Can knee replacement surgery be performed in younger patients, and are there any special considerations for this population?

Knee replacement in younger patients may present challenges due to the need for long-term implant durability and potential revision surgeries over their lifetime. Careful patient selection and counseling are essential.

What are the potential complications of delaying knee replacement surgery, and when is the optimal time to consider surgery?

Delaying surgery may lead to worsening pain, functional limitations, joint deformity, and compromised outcomes. The optimal timing for surgery depends on the individual’s symptoms, functional status, and response to conservative treatments.

Are there any lifestyle modifications or preventive measures that can help delay or minimize the need for knee replacement surgery?

Lifestyle modifications such as weight management, regular exercise, joint protection techniques, and appropriate footwear may help alleviate knee pain and delay the progression of arthritis, reducing the need for surgery.

What are the differences between total knee replacement and partial knee replacement, and how is the appropriate procedure determined?

Total knee replacement involves replacing the entire knee joint, while partial knee replacement addresses only the damaged compartment. The choice between procedures depends on the extent and location of arthritis and the patient’s anatomy.

What types of anesthesia are used for knee replacement surgery, and what are the associated risks and benefits?

Knee replacement surgery can be performed under general anesthesia, regional anesthesia (such as spinal or epidural), or a combination of both. The choice depends on patient factors and surgical preferences, with each option carrying its own risks and benefits.

Are there any factors that may increase the risk of complications or adverse outcomes following knee replacement surgery?

Factors such as advanced age, obesity, smoking, diabetes, heart disease, and certain medications may increase the risk of complications and warrant careful preoperative evaluation and optimization.

What are the most common reasons for knee replacement revision surgery, and how are complications addressed?

Reasons for revision surgery include infection, implant loosening, instability, wear and tear, and persistent pain. Revision procedures aim to address complications and restore function, often requiring more complex surgical techniques.

How does the choice of implant type (e.g., fixed-bearing vs. mobile-bearing) affect outcomes and longevity in knee replacement surgery?

Implant selection depends on factors such as patient age, activity level, and surgeon preference. Both fixed-bearing and mobile-bearing designs have shown favorable outcomes, with differences in wear patterns and range of motion.

Are there any complementary or alternative therapies that can help manage knee pain and improve function without surgery?

Complementary therapies such as acupuncture, massage, physical therapy, and dietary supplements may provide symptomatic relief and improve joint function, although their efficacy varies among individuals.

How does knee osteoarthritis differ from other types of arthritis, and what are the treatment options specific to this condition?

Knee osteoarthritis is characterized by the breakdown of cartilage in the knee joint, leading to pain, stiffness, and loss of function.

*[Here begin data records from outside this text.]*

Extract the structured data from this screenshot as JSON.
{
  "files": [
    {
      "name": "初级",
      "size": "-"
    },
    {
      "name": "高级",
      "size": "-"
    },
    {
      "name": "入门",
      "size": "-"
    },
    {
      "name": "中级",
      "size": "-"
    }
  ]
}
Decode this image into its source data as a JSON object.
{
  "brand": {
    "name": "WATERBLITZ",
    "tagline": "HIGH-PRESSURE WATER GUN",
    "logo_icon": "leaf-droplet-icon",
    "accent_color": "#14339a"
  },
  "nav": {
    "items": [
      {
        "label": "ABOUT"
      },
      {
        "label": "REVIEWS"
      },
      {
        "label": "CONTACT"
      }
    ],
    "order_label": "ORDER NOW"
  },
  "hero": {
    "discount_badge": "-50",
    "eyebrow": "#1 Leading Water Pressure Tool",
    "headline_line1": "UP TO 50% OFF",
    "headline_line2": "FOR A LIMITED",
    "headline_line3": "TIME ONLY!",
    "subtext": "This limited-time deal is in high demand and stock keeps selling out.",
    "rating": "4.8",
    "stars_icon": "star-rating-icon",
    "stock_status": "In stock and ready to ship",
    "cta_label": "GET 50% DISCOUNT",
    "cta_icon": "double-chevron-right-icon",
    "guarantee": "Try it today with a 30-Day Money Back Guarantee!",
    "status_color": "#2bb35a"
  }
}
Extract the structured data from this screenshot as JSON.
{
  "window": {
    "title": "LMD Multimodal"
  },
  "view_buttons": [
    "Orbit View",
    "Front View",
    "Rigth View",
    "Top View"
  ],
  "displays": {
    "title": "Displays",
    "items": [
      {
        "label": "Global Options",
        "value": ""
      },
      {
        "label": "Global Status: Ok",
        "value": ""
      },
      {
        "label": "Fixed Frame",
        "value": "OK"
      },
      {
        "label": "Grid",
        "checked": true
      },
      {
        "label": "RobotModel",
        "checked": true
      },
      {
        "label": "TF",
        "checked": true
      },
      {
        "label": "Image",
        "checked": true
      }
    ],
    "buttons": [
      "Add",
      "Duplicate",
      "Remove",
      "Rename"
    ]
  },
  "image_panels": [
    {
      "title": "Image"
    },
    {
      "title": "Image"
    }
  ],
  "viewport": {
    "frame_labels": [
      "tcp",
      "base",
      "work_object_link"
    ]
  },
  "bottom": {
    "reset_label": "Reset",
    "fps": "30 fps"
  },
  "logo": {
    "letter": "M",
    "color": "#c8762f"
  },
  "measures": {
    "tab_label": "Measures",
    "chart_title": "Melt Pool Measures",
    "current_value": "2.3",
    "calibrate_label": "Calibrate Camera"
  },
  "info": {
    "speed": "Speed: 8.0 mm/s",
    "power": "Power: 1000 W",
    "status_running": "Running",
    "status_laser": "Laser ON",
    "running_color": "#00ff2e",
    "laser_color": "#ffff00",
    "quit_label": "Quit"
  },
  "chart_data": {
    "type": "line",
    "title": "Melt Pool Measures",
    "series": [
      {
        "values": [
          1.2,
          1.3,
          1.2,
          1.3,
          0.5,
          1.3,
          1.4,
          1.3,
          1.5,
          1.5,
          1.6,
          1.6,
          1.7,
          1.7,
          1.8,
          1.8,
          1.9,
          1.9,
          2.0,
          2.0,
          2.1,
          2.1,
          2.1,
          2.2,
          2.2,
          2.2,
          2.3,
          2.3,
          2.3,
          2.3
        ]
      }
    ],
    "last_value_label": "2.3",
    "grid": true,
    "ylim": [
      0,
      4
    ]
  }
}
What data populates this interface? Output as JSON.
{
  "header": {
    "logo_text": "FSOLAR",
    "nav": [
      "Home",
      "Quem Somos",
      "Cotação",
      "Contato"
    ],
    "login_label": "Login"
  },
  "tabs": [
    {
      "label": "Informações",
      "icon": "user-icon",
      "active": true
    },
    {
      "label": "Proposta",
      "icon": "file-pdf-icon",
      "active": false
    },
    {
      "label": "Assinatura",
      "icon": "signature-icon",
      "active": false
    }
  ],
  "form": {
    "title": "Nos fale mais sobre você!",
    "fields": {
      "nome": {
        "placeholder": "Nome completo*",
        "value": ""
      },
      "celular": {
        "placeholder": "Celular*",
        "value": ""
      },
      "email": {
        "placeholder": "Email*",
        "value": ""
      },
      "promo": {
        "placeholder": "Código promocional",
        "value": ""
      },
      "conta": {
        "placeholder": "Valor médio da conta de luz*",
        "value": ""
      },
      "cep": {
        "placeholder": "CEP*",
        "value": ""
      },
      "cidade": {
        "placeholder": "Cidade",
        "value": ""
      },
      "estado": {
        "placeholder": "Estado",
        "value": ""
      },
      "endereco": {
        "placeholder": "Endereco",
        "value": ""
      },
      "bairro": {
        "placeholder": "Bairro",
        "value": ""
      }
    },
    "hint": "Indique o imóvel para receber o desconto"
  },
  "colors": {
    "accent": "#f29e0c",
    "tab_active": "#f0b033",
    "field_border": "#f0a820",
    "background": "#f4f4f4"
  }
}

Treatment options include lifestyle modifications, medications, injections, physical therapy, and surgical interventions like knee replacement.

Can knee injuries such as ACL tears or meniscus tears be effectively treated without surgery, and what factors influence the decision for surgical intervention?

While some knee injuries may heal with conservative measures like rest, physical therapy, and bracing, surgical intervention may be necessary for severe or unstable injuries that compromise joint stability and function. Individualized treatment plans are based on factors such as the severity of injury, patient activity level, and treatment goals.

I am fellowship trained in joint replacement surgery, metabolic bone disorders, sports medicine and trauma. I specialize in total hip and knee replacements, and I have personally written most of the content on this page.

You can see my full CV at my profile page.